**WHAT IS REQUIRED**
In the entries, find all lines that hold the word "layers" and copy them.

**MATERIAL FOR THIS EXERCISE**
_ _ _ _ _ _ _

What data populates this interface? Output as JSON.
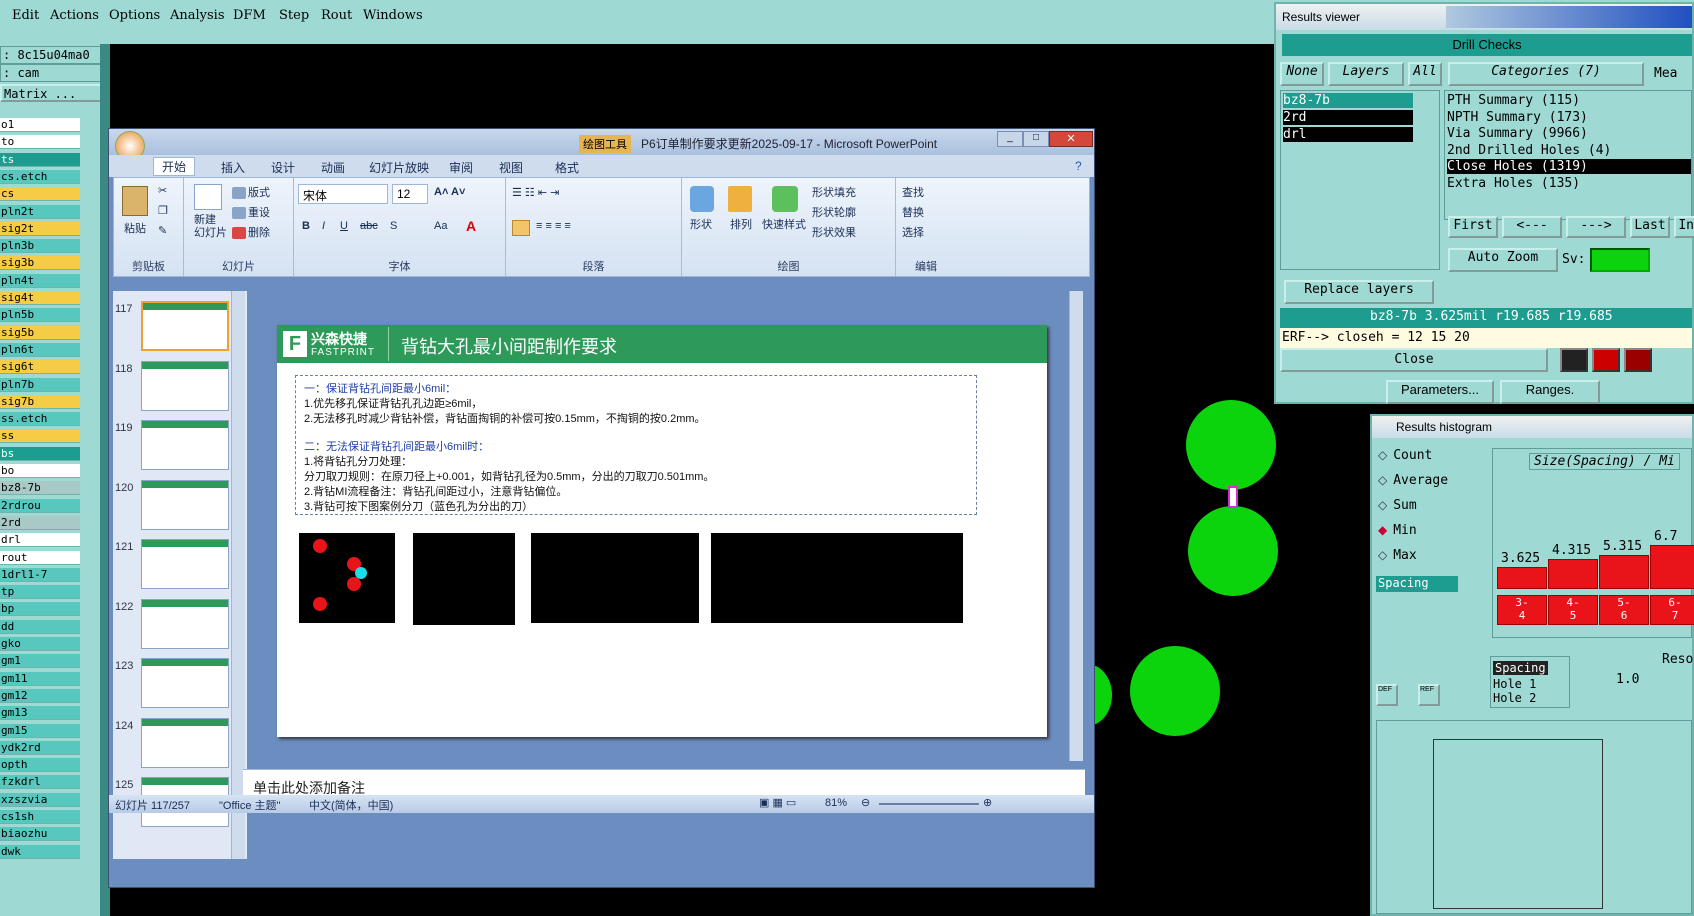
{
  "menubar": {
    "items": [
      "Edit",
      "Actions",
      "Options",
      "Analysis",
      "DFM",
      "Step",
      "Rout",
      "Windows"
    ]
  },
  "left": {
    "job": ": 8c15u04ma0",
    "user": ": cam",
    "matrix_btn": "Matrix ...",
    "layers": [
      "o1",
      "to",
      "ts",
      "cs.etch",
      "cs",
      "pln2t",
      "sig2t",
      "pln3b",
      "sig3b",
      "pln4t",
      "sig4t",
      "pln5b",
      "sig5b",
      "pln6t",
      "sig6t",
      "pln7b",
      "sig7b",
      "ss.etch",
      "ss",
      "bs",
      "bo",
      "bz8-7b",
      "2rdrou",
      "2rd",
      "drl",
      "rout",
      "1drl1-7",
      "tp",
      "bp",
      "dd",
      "gko",
      "gm1",
      "gm11",
      "gm12",
      "gm13",
      "gm15",
      "ydk2rd",
      "opth",
      "fzkdrl",
      "xzszvia",
      "cs1sh",
      "biaozhu",
      "dwk"
    ]
  },
  "ppt": {
    "drawing_tools": "绘图工具",
    "title": "P6订单制作要求更新2025-09-17 - Microsoft PowerPoint",
    "tabs": [
      "开始",
      "插入",
      "设计",
      "动画",
      "幻灯片放映",
      "审阅",
      "视图",
      "格式"
    ],
    "groups": {
      "clipboard": "剪贴板",
      "slides": "幻灯片",
      "font": "字体",
      "paragraph": "段落",
      "drawing": "绘图",
      "edit": "编辑"
    },
    "buttons": {
      "paste": "粘贴",
      "new_slide": "新建\n幻灯片",
      "layout": "版式",
      "reset": "重设",
      "delete": "删除",
      "shape": "形状",
      "arrange": "排列",
      "quick_style": "快速样式",
      "shape_fill": "形状填充",
      "shape_outline": "形状轮廓",
      "shape_effect": "形状效果",
      "find": "查找",
      "replace": "替换",
      "select": "选择"
    },
    "font_name": "宋体",
    "font_size": "12",
    "slide_numbers": [
      "117",
      "118",
      "119",
      "120",
      "121",
      "122",
      "123",
      "124",
      "125"
    ],
    "slide": {
      "logo_cn": "兴森快捷",
      "logo_en": "FASTPRINT",
      "title": "背钻大孔最小间距制作要求",
      "lines": [
        "一：保证背钻孔间距最小6mil：",
        "1.优先移孔保证背钻孔孔边距≥6mil，",
        "2.无法移孔时减少背钻补偿，背钻面掏铜的补偿可按0.15mm，不掏铜的按0.2mm。",
        "二：无法保证背钻孔间距最小6mil时：",
        "1.将背钻孔分刀处理：",
        "分刀取刀规则：在原刀径上+0.001，如背钻孔径为0.5mm，分出的刀取刀0.501mm。",
        "2.背钻MI流程备注：背钻孔间距过小，注意背钻偏位。",
        "3.背钻可按下图案例分刀（蓝色孔为分出的刀）"
      ]
    },
    "notes": "单击此处添加备注",
    "status": {
      "slide": "幻灯片 117/257",
      "theme": "\"Office 主题\"",
      "lang": "中文(简体，中国)",
      "zoom": "81%"
    }
  },
  "results": {
    "title": "Results viewer",
    "section": "Drill Checks",
    "none": "None",
    "layers": "Layers",
    "all": "All",
    "categories": "Categories (7)",
    "mea": "Mea",
    "layer_list": [
      "bz8-7b",
      "2rd",
      "drl"
    ],
    "cat_list": [
      "PTH Summary (115)",
      "NPTH Summary (173)",
      "Via Summary (9966)",
      "2nd Drilled Holes (4)",
      "Close Holes (1319)",
      "Extra Holes (135)"
    ],
    "nav": [
      "First",
      "<---",
      "--->",
      "Last",
      "Inde"
    ],
    "auto_zoom": "Auto Zoom",
    "sv": "Sv:",
    "replace_layers": "Replace layers",
    "info": "bz8-7b 3.625mil  r19.685  r19.685",
    "erf": "ERF--> closeh = 12 15 20",
    "close": "Close",
    "params": "Parameters...",
    "ranges": "Ranges."
  },
  "hist": {
    "title": "Results histogram",
    "opts": [
      "Count",
      "Average",
      "Sum",
      "Min",
      "Max"
    ],
    "selected": "Min",
    "field": "Size(Spacing) / Mi",
    "spacing": "Spacing",
    "bar_values": [
      "3.625",
      "4.315",
      "5.315",
      "6.7"
    ],
    "bins": [
      "3-\n4",
      "4-\n5",
      "5-\n6",
      "6-\n7"
    ],
    "res": "Reso",
    "res_val": "1.0",
    "holes": [
      "Hole 1",
      "Hole 2"
    ],
    "def": "DEF",
    "ref": "REF"
  },
  "colors": {
    "teal": "#9ed9d4",
    "green": "#0cd40c",
    "red": "#e8141a",
    "cyan": "#19e0e8"
  }
}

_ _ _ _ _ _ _

**WRITTEN SOLUTION**
    "layers": [
    "layers": "Layers",
    "replace_layers": "Replace layers",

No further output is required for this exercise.